Possible 2016 presidential candidate Republican New Jersey Gov. Chris Christie scratches his head as he talks to patrons of the One Mile West restaurant Thursday, May 7, 2015, in Sunapee, N.H.

AP Photo/Jim Cole

AMHERST, New Hampshire -- As he meets with voters on his two-day jaunt through New Hampshire, New Jersey Governor Chris Christie has been fielding questions on everything from climate change to deflate-gate.

After a stop at a diner in Amherst, New Jersey Governor Chris Christie told reporters that he supports the controversial NSA phone record collection program, and he called on Congress to extend the program "without delay," even though a federal court Thursday just called it "excessive." "It should continue," he said. "I don't believe it is [an overreach of power]. I believe there can be appropriate oversight by Congress. They have the Justice Department that can see if the law is being followed, if the law is being violated. I'm not one of these folks who believes we should bring our guard down, especially during this very dangerous time."

The NSA's program is up for renewal as part of the Patriot Act, first passed in 2001, after the 9/11 terrorist attacks, and Congress is divided over whether to extend the program without changing it, alter it or end it completely. The phone data collection program will end in a few weeks on June 1 if nothing is done.

Global warming came up on Thursday, at the Cheshire County Republicans Lincoln Day dinner. There, the New Jersey governor took a strong stand on climate change that sets him apart from the other Republicans running or thinking of running for president. He said, "I think global warming is real. I don't think that's deniable. And I do think human activity contributes to it."

And earlier Thursday, during a meet and greet in a Sunapee, New Hampshire bar, Christie said of Hillary Clinton's remarks on immigration, "I quite frankly think her position is extreme." Clinton, in Nevada this week, called for a path to citizenship, saying, "Not a single Republican candidate, announced or potential, is clearly supporting a path to citizenship. Not one. When they talk about legal status, that is code for second-class status." Since she made that statement, Sen. Lindsey Graham, who cosponsored the bipartisan Senate immigration bill, rose to her challenge and said as president, he would veto any immigration bill that didn't include a path to citizenship.

Christie also slapped at his own party on the issue, though, in particular, at Mitt Romney's 2012 suggestion that undocumented immigrants should "self-deport." Christie declared that those who entered the U.S. illegally "are not going to self-deport,"and he promised he would be giving his own speech on immigration in the next few weeks.

And in spite of his abiding fondness for the Dallas Cowboys, Christie came to the defense of Patriots quarterback Tom Brady, who, according to a report released this week, seemed to know that the Super Bowl playoff balls were underinflated.

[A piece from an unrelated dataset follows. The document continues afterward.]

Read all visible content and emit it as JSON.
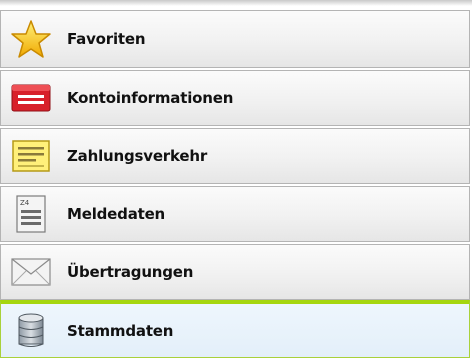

"I don't think anybody is really trying to say that Tom Brady won four super bowls or became a future Hall of Famer because the balls were a little under inflated," Christie said in an interview with IJ Review Thursday. "I think the media and others love for somebody who is married to a beautiful model, who is richer than you can imagine and who is a future Hall of Famer, to take a couple of shots at him? People like that every once in a while."

Christie called the controversy "way, way overblown."